### EXERCISE REQUIREMENTS
Every line below that contains "value" is to be copied.

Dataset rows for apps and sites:
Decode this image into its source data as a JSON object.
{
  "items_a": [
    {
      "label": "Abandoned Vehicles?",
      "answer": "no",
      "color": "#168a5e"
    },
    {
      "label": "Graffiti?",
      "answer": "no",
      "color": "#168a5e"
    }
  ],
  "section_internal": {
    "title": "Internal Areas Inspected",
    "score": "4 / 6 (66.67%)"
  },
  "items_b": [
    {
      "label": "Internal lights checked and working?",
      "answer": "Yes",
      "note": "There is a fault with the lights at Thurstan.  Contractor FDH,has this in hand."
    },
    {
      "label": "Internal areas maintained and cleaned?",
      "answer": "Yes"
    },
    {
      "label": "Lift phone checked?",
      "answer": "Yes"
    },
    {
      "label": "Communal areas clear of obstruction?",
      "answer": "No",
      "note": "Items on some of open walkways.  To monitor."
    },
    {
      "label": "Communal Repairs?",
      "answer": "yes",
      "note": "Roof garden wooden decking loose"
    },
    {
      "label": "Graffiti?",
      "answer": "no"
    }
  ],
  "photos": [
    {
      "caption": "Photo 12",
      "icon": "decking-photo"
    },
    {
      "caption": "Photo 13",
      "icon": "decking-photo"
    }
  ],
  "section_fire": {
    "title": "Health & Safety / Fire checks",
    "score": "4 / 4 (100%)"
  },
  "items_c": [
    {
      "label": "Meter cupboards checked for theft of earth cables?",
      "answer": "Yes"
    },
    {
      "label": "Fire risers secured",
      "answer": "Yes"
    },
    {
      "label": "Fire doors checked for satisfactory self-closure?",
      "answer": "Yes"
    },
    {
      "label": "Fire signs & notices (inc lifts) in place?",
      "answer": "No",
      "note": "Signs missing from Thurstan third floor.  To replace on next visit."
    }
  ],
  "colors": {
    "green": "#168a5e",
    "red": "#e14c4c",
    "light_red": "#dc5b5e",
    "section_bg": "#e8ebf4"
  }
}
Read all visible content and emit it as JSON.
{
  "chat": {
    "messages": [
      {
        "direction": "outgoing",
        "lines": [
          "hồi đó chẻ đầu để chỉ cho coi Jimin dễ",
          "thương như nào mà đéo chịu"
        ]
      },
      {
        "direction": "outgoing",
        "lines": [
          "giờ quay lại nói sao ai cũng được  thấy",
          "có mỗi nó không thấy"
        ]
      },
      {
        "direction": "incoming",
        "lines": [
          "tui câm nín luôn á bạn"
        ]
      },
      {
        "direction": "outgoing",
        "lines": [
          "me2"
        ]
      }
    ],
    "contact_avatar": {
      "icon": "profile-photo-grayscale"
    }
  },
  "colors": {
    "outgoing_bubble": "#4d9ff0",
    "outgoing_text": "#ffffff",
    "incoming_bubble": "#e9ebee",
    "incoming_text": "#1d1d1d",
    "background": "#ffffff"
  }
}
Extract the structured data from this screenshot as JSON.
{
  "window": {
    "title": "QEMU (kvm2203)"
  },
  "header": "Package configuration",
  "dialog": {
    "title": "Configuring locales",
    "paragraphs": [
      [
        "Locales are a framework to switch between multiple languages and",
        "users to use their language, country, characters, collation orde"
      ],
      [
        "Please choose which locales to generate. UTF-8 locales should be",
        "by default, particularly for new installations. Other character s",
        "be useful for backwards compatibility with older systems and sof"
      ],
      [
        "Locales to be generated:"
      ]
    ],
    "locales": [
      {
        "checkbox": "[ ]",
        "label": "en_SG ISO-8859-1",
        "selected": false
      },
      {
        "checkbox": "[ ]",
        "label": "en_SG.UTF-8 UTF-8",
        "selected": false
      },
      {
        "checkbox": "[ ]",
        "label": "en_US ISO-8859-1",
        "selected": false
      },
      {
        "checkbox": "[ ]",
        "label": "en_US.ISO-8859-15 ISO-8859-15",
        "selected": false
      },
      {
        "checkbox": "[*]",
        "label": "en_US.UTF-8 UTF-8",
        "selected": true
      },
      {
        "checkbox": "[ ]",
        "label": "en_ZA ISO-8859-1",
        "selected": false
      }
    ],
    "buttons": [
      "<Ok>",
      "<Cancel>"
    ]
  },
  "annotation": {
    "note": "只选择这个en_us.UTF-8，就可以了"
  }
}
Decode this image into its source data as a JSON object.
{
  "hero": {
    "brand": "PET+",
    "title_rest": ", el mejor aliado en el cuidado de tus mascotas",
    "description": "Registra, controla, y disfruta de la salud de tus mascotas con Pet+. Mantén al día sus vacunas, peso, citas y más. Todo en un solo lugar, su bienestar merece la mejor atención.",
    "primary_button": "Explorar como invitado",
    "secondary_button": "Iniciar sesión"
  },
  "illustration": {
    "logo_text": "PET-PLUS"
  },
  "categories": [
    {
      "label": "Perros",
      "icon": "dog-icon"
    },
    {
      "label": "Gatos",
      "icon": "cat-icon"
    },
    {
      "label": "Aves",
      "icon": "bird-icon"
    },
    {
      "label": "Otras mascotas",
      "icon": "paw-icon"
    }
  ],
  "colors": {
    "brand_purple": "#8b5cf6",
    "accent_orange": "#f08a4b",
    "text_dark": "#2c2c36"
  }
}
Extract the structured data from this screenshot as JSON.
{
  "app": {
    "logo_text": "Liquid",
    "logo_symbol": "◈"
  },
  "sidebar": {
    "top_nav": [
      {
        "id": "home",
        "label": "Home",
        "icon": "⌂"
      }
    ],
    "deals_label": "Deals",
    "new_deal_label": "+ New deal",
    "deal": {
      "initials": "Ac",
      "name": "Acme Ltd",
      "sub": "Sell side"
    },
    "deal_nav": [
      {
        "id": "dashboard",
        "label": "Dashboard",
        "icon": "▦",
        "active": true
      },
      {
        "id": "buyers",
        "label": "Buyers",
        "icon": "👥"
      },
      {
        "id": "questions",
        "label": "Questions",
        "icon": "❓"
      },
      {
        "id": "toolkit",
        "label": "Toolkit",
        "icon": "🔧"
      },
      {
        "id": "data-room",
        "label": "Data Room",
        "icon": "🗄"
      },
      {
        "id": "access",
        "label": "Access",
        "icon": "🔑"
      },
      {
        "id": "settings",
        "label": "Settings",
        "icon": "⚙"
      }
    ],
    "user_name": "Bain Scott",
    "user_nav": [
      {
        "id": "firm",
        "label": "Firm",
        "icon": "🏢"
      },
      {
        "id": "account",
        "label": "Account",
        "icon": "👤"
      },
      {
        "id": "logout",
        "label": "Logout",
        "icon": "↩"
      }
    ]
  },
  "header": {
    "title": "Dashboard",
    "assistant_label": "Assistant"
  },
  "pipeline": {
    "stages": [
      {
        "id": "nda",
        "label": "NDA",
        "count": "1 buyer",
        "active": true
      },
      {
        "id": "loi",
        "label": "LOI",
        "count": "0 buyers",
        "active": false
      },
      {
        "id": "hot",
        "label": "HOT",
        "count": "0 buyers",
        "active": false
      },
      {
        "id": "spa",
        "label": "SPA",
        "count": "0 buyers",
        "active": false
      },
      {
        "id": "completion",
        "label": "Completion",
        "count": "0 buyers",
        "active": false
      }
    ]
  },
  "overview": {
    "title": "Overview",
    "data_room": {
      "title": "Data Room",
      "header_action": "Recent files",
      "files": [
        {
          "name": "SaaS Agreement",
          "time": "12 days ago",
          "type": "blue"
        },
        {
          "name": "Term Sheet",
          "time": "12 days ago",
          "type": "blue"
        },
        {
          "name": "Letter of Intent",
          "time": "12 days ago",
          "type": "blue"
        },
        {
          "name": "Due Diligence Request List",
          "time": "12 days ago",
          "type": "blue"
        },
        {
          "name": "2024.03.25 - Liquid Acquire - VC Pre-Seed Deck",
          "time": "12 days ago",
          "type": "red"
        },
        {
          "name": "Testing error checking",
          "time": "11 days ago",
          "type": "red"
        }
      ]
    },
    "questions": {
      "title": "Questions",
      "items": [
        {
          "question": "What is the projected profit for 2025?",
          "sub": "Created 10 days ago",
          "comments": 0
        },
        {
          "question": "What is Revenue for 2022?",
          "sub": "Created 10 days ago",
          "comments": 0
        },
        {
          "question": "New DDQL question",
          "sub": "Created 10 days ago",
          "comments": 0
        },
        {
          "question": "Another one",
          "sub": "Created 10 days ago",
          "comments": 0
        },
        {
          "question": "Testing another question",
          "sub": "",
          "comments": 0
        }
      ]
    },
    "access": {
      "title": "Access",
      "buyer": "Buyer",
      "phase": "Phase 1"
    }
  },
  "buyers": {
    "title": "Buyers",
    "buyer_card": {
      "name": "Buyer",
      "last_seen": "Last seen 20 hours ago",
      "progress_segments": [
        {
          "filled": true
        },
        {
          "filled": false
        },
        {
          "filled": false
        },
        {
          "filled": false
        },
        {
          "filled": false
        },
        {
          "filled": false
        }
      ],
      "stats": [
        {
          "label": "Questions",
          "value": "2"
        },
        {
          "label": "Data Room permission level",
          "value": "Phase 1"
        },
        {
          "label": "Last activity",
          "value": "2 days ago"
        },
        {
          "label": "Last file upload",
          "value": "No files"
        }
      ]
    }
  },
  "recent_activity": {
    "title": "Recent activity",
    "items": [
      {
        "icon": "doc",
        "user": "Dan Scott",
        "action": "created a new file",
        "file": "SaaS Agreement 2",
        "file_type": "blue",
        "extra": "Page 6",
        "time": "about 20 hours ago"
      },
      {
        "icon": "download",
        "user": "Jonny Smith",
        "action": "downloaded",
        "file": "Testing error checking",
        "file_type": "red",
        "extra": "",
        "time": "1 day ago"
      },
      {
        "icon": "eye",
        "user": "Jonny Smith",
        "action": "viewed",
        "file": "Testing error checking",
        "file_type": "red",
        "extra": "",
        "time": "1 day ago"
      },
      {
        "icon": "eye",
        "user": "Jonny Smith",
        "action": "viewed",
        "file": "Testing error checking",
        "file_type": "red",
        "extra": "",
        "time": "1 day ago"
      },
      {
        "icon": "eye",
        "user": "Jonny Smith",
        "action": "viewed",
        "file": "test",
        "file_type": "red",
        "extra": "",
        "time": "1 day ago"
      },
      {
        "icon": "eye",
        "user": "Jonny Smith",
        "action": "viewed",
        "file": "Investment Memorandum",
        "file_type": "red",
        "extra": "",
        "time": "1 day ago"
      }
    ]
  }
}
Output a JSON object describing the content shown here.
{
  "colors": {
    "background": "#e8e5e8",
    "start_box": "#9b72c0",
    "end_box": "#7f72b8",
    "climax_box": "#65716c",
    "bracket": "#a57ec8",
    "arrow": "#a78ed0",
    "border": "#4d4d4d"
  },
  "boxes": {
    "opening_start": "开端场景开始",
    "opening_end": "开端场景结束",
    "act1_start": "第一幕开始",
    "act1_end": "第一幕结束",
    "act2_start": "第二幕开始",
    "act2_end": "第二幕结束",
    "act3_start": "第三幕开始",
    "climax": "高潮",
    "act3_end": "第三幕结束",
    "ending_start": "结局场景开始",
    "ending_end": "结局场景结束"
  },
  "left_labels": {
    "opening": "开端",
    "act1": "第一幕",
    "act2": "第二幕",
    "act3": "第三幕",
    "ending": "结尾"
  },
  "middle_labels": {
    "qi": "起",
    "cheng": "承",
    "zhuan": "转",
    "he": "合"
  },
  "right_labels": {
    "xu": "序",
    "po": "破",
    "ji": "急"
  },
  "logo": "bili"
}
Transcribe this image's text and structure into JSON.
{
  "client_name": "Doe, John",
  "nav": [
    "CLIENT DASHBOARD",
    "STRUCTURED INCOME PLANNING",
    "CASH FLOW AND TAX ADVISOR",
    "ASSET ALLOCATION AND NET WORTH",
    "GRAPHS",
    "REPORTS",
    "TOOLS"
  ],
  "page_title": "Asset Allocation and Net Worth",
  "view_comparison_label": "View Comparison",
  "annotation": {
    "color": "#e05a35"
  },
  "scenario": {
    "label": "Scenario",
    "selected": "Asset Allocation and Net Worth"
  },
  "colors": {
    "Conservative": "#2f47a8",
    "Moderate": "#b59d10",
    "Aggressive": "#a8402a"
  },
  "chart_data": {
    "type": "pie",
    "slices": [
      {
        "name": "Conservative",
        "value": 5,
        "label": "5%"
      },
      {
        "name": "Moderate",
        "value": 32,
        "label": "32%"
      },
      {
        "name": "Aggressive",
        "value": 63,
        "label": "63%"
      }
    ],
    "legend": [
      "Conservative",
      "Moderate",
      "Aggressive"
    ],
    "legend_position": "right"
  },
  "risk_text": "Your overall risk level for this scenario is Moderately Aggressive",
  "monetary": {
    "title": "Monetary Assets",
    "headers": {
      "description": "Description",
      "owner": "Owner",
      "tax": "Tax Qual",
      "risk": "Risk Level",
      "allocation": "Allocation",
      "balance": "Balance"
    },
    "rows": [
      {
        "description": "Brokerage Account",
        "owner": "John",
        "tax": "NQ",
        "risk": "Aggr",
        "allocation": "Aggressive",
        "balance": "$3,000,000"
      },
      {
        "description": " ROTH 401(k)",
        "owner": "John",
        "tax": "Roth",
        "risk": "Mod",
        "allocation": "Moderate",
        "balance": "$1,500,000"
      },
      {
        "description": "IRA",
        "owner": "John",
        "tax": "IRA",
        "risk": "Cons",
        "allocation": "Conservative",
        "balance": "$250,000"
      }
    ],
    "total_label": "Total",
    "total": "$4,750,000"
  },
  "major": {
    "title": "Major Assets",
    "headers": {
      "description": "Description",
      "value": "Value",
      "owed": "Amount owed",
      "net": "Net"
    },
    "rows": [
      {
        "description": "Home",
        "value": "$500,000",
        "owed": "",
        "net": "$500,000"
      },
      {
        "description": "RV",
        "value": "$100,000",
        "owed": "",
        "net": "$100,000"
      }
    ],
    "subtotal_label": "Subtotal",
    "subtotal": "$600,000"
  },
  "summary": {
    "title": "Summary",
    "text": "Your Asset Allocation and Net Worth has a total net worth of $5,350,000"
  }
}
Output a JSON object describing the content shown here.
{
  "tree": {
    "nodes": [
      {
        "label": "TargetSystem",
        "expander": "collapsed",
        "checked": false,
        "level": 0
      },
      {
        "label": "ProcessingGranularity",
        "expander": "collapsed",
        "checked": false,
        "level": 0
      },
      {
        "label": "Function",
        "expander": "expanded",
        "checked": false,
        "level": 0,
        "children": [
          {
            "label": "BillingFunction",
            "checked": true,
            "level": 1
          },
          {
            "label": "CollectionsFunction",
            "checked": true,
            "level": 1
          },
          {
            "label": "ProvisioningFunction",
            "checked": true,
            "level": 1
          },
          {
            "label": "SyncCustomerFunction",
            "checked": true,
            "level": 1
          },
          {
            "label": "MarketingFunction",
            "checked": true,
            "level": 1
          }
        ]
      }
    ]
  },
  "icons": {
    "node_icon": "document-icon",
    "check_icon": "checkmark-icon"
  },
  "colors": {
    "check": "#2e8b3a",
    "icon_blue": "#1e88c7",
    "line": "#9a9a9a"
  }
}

### SOLUTION BELOW
          "value": "2"
          "value": "Phase 1"
          "value": "2 days ago"
          "value": "No files"
        "value": 5,
        "value": 32,
        "value": 63,
      "value": "Value",
        "value": "$500,000",
        "value": "$100,000",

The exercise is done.